Some of the material in is restricted to members of the community. By logging in, you may be able to gain additional access to certain collections or items. If you have questions about access or logging in, please use the form on the Contact Page.

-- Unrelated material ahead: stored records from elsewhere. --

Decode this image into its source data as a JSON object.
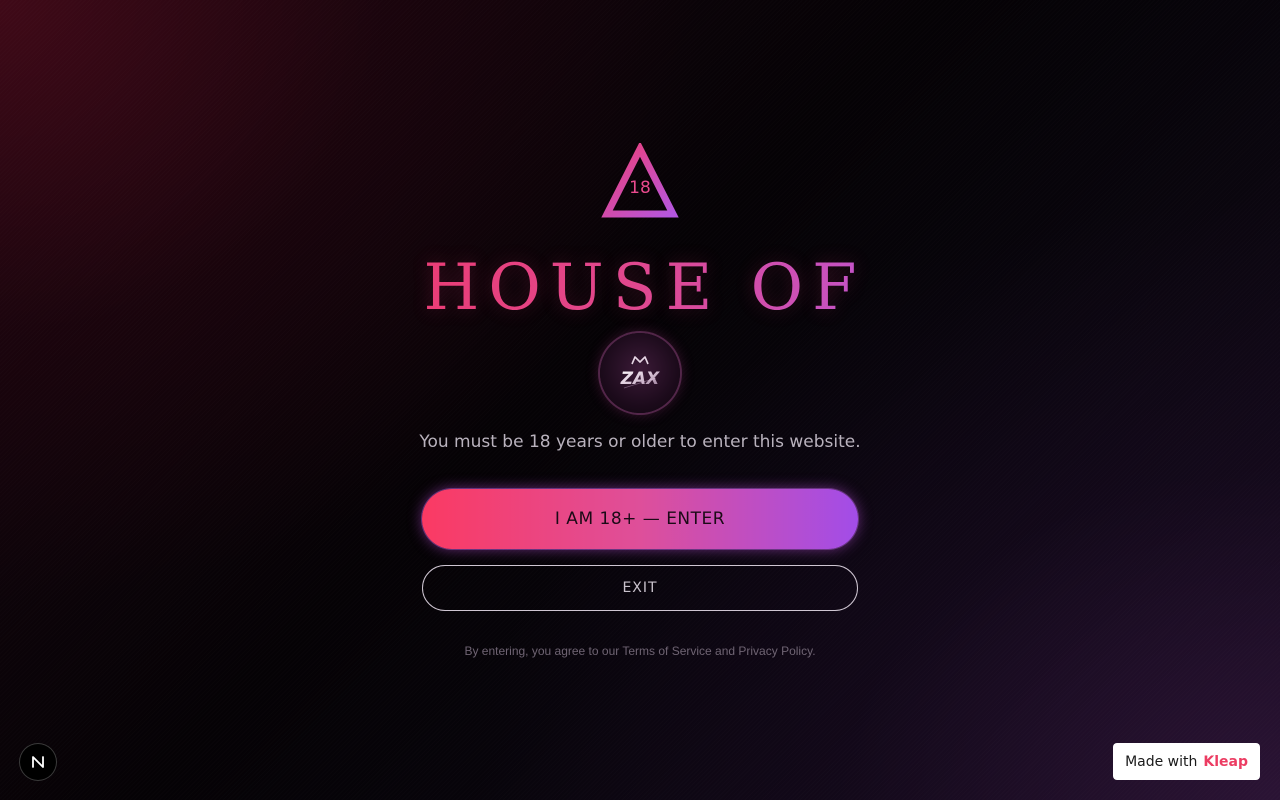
{
  "age_gate": {
    "icon": "age-18-triangle-icon",
    "icon_text": "18",
    "title": "HOUSE OF",
    "logo": "zax-crown-logo",
    "logo_text": "ZAX",
    "message": "You must be 18 years or older to enter this website.",
    "enter_label": "I AM 18+ — ENTER",
    "exit_label": "EXIT",
    "legal_text": "By entering, you agree to our Terms of Service and Privacy Policy."
  },
  "dev_indicator": {
    "icon": "nextjs-icon",
    "letter": "N"
  },
  "made_with": {
    "prefix": "Made with",
    "brand": "Kleap"
  },
  "colors": {
    "accent_pink": "#fb3a63",
    "accent_purple": "#a24de8",
    "brand_pink": "#ec3c62"
  }
}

Origin DNA melting is an essential process in the various domains of life. The replication fork helicase unwinds DNA ahead of the replication fork, providing single-stranded DNA templates for the replicative polymerases. The replication fork helicase is a ring shaped-assembly that unwinds DNA by a steric exclusion mechanism in most DNA replication systems. While one strand of DNA passes through the central channel of the helicase ring, the second DNA strand is excluded from the central channel. Thus, the origin, or initiation site for DNA replication, must melt during the initiation of DNA replication to allow for the helicase to surround a single-DNA strand. While this process is largely understood for bacteria and eukaryotic viruses, less is known about how origin DNA is melted at eukaryotic cellular origins. This review describes the current state of knowledge of how genomic DNA is melted at a replication origin in bacteria and eukaryotes. We propose that although the process of origin melting is essential for the various domains of life, the mechanism for origin melting may be quite different among the different DNA replication initiation systems.